I did feel at times — from friends, the media — that I had made a politically incorrect choice. The inevitable question when I met new people back in those years was "And what do you do?" My "I'm a stay-at-home mom" often resulted in a blank look or another question: "When are you going back to work?"
I did return to more demanding work when my kids were in high school. It may not have been the high-powered career I might have had otherwise, but I earned a significant enough paycheck to renovate my kitchen and to help pay for my children's college. I fully expect that I will work full time into my 70s, partly to make up for lost wages and partly because I like my job.
I have no regrets. One recent morning while out walking, I saw a somewhat harried 30-something mom loading her two young sons and their equipment into her van for summer baseball camp. I remembered those days; I know they held their fair share of frustration, exhaustion and drudgery, but only the sweetness remains.
"Enjoy them," I told her. "It goes much too fast."
Mary Quigley is the author of the popular blog Mothering21.com about life with grown kids.

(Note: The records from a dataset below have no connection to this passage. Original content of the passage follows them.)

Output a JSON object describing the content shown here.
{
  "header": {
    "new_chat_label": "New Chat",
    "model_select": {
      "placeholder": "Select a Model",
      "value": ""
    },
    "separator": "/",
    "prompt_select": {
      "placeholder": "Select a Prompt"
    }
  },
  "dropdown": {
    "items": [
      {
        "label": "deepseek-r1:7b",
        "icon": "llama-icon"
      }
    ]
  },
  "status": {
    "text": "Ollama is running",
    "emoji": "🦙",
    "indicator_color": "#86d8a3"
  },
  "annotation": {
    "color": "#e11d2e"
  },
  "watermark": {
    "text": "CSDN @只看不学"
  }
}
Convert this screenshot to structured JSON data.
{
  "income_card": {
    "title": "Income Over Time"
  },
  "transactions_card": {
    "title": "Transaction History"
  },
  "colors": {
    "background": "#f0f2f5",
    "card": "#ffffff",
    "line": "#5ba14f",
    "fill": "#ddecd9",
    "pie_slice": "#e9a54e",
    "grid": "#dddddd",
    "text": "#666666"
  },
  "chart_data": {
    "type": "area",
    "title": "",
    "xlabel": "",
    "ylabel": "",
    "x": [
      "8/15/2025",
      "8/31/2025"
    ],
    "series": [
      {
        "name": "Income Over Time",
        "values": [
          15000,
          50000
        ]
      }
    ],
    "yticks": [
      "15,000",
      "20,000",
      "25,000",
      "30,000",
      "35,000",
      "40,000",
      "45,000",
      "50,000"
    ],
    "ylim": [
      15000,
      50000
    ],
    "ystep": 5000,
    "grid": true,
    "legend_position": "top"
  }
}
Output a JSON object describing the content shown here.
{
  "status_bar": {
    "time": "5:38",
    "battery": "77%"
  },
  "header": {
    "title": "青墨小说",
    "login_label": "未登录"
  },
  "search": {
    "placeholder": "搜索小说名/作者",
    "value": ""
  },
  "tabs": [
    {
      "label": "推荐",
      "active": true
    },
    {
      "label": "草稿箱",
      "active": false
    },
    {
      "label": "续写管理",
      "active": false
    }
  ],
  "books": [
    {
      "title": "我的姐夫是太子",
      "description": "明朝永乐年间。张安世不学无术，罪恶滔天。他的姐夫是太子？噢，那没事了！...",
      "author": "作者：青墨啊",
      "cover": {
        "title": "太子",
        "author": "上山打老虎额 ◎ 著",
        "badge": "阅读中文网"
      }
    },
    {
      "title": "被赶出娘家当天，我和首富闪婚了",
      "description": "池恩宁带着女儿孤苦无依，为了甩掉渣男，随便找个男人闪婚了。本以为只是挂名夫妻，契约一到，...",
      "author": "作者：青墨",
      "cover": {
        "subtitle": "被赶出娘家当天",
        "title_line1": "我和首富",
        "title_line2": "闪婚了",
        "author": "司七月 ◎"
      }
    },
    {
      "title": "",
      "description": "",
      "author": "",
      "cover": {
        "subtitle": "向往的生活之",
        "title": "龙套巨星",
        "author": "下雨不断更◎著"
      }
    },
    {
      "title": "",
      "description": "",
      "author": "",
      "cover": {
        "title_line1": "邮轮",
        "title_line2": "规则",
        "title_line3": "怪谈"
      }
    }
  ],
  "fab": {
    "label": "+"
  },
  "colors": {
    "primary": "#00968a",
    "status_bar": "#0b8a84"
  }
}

"I Was a Working Mom." A mother looks back on her decision to pursue a high-powered career when her children were young.